The problem: Output the data in full. Keep every entry exactly as written.

Given data:
___

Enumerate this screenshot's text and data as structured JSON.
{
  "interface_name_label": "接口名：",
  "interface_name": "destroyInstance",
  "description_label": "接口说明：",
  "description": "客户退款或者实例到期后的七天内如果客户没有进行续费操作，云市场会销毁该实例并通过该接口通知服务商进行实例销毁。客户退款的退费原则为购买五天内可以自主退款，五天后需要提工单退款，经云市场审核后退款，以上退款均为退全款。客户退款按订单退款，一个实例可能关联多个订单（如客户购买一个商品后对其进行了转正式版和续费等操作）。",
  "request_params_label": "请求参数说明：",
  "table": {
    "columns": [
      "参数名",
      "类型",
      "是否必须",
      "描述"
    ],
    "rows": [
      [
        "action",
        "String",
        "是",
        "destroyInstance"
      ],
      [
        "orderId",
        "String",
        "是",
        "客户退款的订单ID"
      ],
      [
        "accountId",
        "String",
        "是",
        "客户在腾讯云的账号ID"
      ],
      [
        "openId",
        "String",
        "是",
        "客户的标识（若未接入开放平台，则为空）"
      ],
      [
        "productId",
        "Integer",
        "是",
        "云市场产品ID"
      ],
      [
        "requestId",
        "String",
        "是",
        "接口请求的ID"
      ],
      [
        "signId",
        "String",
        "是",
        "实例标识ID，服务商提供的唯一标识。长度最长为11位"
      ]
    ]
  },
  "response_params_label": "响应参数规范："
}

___

Answer to this exercise:
Enumerate this screenshot's text and data as structured JSON.
{
  "interface_name_label": "接口名：",
  "interface_name": "destroyInstance",
  "description_label": "接口说明：",
  "description": "客户退款或者实例到期后的七天内如果客户没有进行续费操作，云市场会销毁该实例并通过该接口通知服务商进行实例销毁。客户退款的退费原则为购买五天内可以自主退款，五天后需要提工单退款，经云市场审核后退款，以上退款均为退全款。客户退款按订单退款，一个实例可能关联多个订单（如客户购买一个商品后对其进行了转正式版和续费等操作）。",
  "request_params_label": "请求参数说明：",
  "table": {
    "columns": [
      "参数名",
      "类型",
      "是否必须",
      "描述"
    ],
    "rows": [
      [
        "action",
        "String",
        "是",
        "destroyInstance"
      ],
      [
        "orderId",
        "String",
        "是",
        "客户退款的订单ID"
      ],
      [
        "accountId",
        "String",
        "是",
        "客户在腾讯云的账号ID"
      ],
      [
        "openId",
        "String",
        "是",
        "客户的标识（若未接入开放平台，则为空）"
      ],
      [
        "productId",
        "Integer",
        "是",
        "云市场产品ID"
      ],
      [
        "requestId",
        "String",
        "是",
        "接口请求的ID"
      ],
      [
        "signId",
        "String",
        "是",
        "实例标识ID，服务商提供的唯一标识。长度最长为11位"
      ]
    ]
  },
  "response_params_label": "响应参数规范："
}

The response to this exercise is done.